▶ Data records
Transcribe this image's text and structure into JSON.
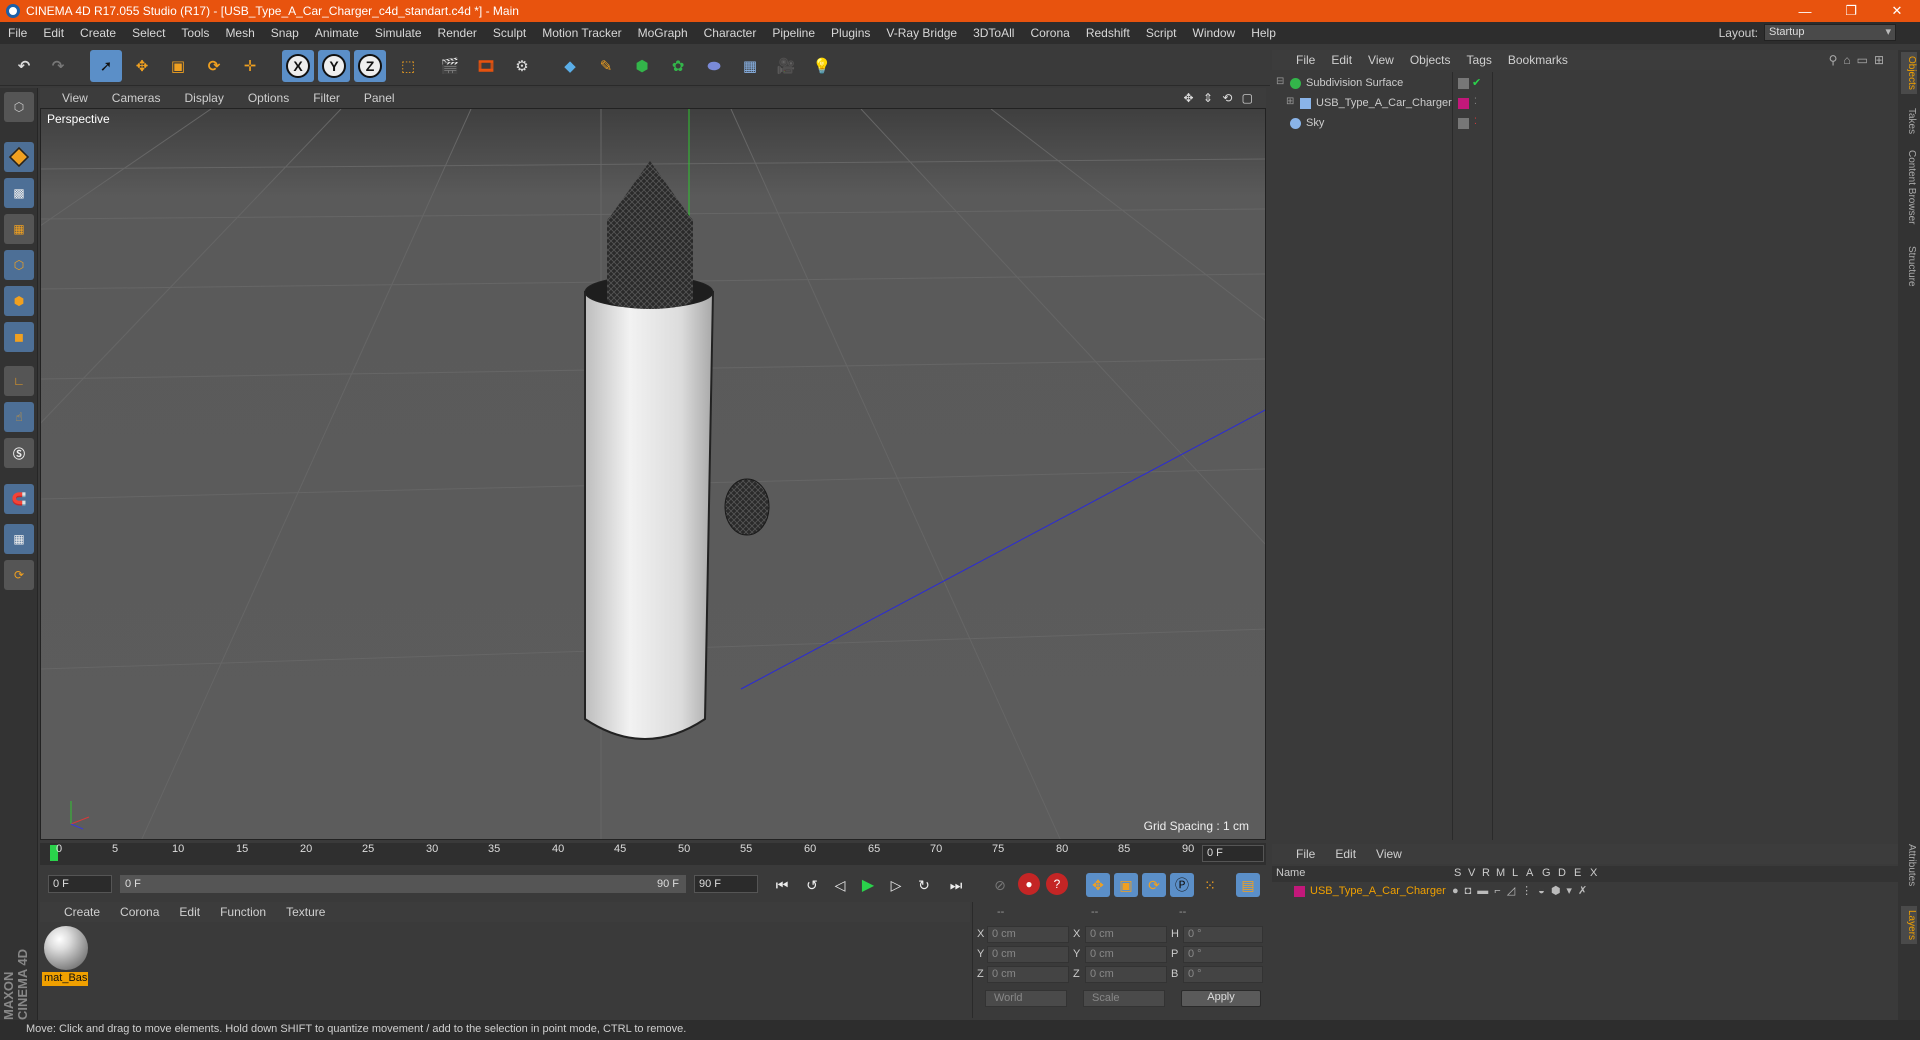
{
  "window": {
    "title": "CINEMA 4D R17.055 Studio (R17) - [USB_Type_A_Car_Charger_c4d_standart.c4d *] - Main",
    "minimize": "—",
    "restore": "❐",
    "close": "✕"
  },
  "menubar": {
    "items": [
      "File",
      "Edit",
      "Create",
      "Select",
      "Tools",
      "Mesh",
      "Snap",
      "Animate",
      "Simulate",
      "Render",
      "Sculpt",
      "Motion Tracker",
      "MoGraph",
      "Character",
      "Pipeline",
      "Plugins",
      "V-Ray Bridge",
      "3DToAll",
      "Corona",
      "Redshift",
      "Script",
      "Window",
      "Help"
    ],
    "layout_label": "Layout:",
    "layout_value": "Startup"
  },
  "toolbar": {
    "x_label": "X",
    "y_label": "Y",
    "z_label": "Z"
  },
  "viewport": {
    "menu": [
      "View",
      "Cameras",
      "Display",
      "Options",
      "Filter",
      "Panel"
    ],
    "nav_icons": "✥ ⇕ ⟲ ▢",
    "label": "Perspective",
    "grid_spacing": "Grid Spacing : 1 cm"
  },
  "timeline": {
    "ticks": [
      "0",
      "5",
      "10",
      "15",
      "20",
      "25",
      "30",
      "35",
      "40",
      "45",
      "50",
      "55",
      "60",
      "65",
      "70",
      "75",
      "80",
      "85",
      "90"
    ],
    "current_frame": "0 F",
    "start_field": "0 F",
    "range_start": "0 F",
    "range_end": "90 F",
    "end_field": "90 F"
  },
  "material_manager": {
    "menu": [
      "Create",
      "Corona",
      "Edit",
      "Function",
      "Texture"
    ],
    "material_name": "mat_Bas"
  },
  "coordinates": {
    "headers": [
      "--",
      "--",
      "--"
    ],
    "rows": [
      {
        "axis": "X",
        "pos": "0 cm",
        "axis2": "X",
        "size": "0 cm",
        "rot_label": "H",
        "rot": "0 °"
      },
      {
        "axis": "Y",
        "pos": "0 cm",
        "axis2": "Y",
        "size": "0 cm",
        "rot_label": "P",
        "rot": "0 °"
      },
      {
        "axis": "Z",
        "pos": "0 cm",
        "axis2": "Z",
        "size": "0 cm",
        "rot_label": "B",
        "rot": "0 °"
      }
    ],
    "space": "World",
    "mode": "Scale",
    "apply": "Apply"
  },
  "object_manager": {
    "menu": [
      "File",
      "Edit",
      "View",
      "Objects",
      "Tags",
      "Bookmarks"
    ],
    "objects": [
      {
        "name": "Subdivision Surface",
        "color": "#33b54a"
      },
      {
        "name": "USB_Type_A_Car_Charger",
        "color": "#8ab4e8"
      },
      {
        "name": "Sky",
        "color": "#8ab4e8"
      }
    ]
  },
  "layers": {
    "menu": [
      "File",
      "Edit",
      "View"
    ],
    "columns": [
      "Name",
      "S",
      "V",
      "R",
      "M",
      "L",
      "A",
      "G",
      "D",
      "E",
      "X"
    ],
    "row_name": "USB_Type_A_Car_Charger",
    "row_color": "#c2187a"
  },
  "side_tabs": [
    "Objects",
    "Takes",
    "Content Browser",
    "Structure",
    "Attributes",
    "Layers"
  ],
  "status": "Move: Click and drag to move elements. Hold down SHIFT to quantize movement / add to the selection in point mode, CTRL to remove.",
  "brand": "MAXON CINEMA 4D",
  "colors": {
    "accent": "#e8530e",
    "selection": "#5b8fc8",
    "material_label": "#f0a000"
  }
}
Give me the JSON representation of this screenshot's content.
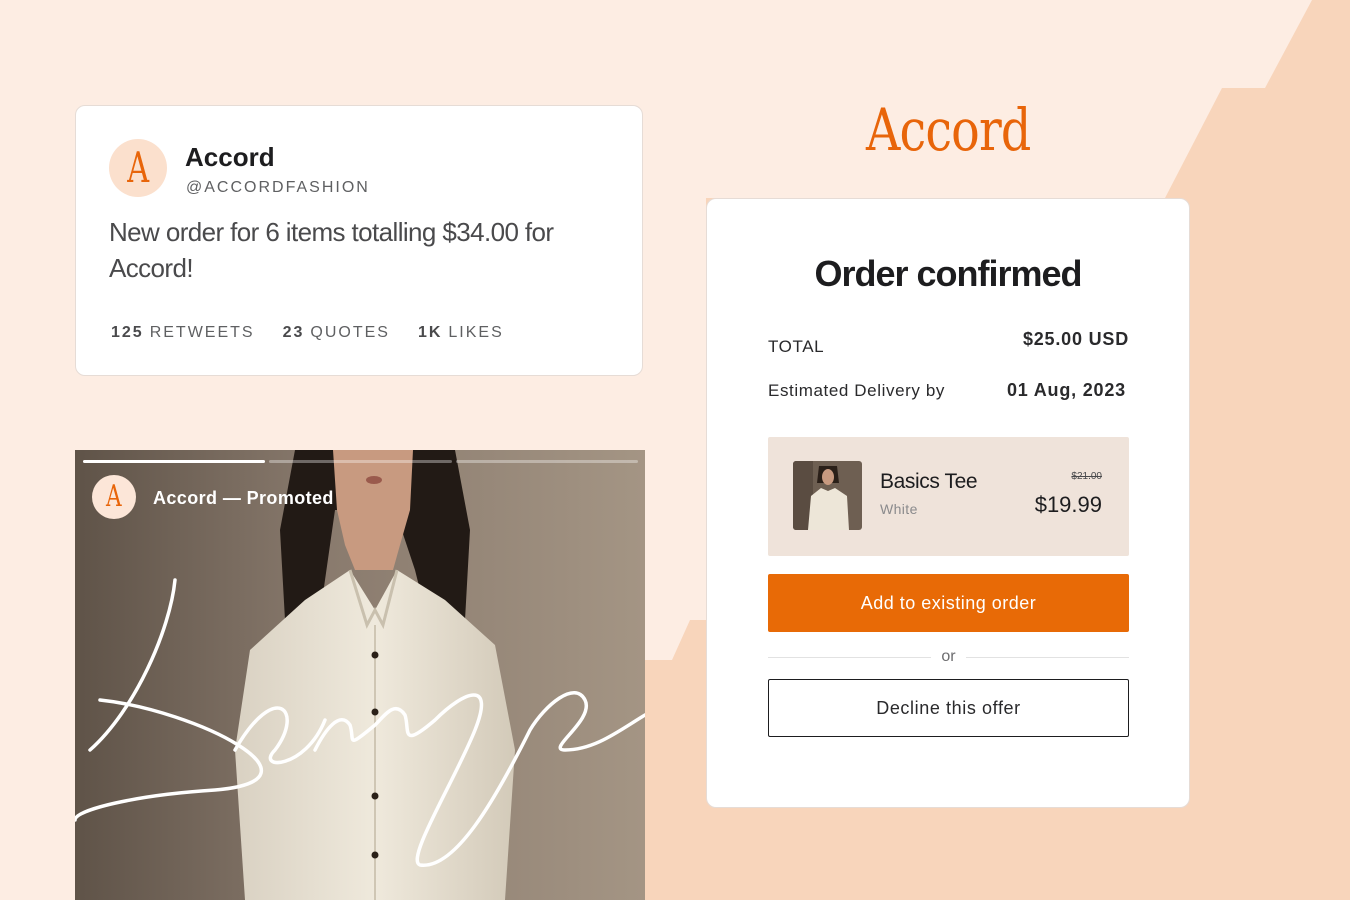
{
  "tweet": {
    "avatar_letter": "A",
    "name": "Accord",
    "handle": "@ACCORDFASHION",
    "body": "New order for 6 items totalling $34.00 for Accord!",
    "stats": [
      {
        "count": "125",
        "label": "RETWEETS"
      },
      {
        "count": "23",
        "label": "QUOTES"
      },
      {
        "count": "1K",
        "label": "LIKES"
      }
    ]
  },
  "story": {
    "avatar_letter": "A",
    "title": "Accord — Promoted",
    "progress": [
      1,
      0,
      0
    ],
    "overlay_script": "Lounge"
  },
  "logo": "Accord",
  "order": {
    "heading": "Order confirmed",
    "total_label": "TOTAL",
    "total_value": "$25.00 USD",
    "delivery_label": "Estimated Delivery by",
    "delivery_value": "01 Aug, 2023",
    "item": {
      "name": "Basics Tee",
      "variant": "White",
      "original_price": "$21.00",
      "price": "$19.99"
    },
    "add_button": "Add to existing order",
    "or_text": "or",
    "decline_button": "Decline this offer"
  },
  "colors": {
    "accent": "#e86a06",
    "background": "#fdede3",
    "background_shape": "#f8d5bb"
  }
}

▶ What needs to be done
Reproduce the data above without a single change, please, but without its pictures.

▶ Response for this exercise
Transcribe this image's text and structure into JSON.
{
  "window": {
    "title": "CINEMA 4D R17.055 Studio (R17) - [USB_Type_A_Car_Charger_c4d_standart.c4d *] - Main",
    "minimize": "—",
    "restore": "❐",
    "close": "✕"
  },
  "menubar": {
    "items": [
      "File",
      "Edit",
      "Create",
      "Select",
      "Tools",
      "Mesh",
      "Snap",
      "Animate",
      "Simulate",
      "Render",
      "Sculpt",
      "Motion Tracker",
      "MoGraph",
      "Character",
      "Pipeline",
      "Plugins",
      "V-Ray Bridge",
      "3DToAll",
      "Corona",
      "Redshift",
      "Script",
      "Window",
      "Help"
    ],
    "layout_label": "Layout:",
    "layout_value": "Startup"
  },
  "toolbar": {
    "x_label": "X",
    "y_label": "Y",
    "z_label": "Z"
  },
  "viewport": {
    "menu": [
      "View",
      "Cameras",
      "Display",
      "Options",
      "Filter",
      "Panel"
    ],
    "nav_icons": "✥ ⇕ ⟲ ▢",
    "label": "Perspective",
    "grid_spacing": "Grid Spacing : 1 cm"
  },
  "timeline": {
    "ticks": [
      "0",
      "5",
      "10",
      "15",
      "20",
      "25",
      "30",
      "35",
      "40",
      "45",
      "50",
      "55",
      "60",
      "65",
      "70",
      "75",
      "80",
      "85",
      "90"
    ],
    "current_frame": "0 F",
    "start_field": "0 F",
    "range_start": "0 F",
    "range_end": "90 F",
    "end_field": "90 F"
  },
  "material_manager": {
    "menu": [
      "Create",
      "Corona",
      "Edit",
      "Function",
      "Texture"
    ],
    "material_name": "mat_Bas"
  },
  "coordinates": {
    "headers": [
      "--",
      "--",
      "--"
    ],
    "rows": [
      {
        "axis": "X",
        "pos": "0 cm",
        "axis2": "X",
        "size": "0 cm",
        "rot_label": "H",
        "rot": "0 °"
      },
      {
        "axis": "Y",
        "pos": "0 cm",
        "axis2": "Y",
        "size": "0 cm",
        "rot_label": "P",
        "rot": "0 °"
      },
      {
        "axis": "Z",
        "pos": "0 cm",
        "axis2": "Z",
        "size": "0 cm",
        "rot_label": "B",
        "rot": "0 °"
      }
    ],
    "space": "World",
    "mode": "Scale",
    "apply": "Apply"
  },
  "object_manager": {
    "menu": [
      "File",
      "Edit",
      "View",
      "Objects",
      "Tags",
      "Bookmarks"
    ],
    "objects": [
      {
        "name": "Subdivision Surface",
        "color": "#33b54a"
      },
      {
        "name": "USB_Type_A_Car_Charger",
        "color": "#8ab4e8"
      },
      {
        "name": "Sky",
        "color": "#8ab4e8"
      }
    ]
  },
  "layers": {
    "menu": [
      "File",
      "Edit",
      "View"
    ],
    "columns": [
      "Name",
      "S",
      "V",
      "R",
      "M",
      "L",
      "A",
      "G",
      "D",
      "E",
      "X"
    ],
    "row_name": "USB_Type_A_Car_Charger",
    "row_color": "#c2187a"
  },
  "side_tabs": [
    "Objects",
    "Takes",
    "Content Browser",
    "Structure",
    "Attributes",
    "Layers"
  ],
  "status": "Move: Click and drag to move elements. Hold down SHIFT to quantize movement / add to the selection in point mode, CTRL to remove.",
  "brand": "MAXON CINEMA 4D",
  "colors": {
    "accent": "#e8530e",
    "selection": "#5b8fc8",
    "material_label": "#f0a000"
  }
}
Give me the JSON representation of this screenshot's content.
{
  "tweet": {
    "avatar_letter": "A",
    "name": "Accord",
    "handle": "@ACCORDFASHION",
    "body": "New order for 6 items totalling $34.00 for Accord!",
    "stats": [
      {
        "count": "125",
        "label": "RETWEETS"
      },
      {
        "count": "23",
        "label": "QUOTES"
      },
      {
        "count": "1K",
        "label": "LIKES"
      }
    ]
  },
  "story": {
    "avatar_letter": "A",
    "title": "Accord — Promoted",
    "progress": [
      1,
      0,
      0
    ],
    "overlay_script": "Lounge"
  },
  "logo": "Accord",
  "order": {
    "heading": "Order confirmed",
    "total_label": "TOTAL",
    "total_value": "$25.00 USD",
    "delivery_label": "Estimated Delivery by",
    "delivery_value": "01 Aug, 2023",
    "item": {
      "name": "Basics Tee",
      "variant": "White",
      "original_price": "$21.00",
      "price": "$19.99"
    },
    "add_button": "Add to existing order",
    "or_text": "or",
    "decline_button": "Decline this offer"
  },
  "colors": {
    "accent": "#e86a06",
    "background": "#fdede3",
    "background_shape": "#f8d5bb"
  }
}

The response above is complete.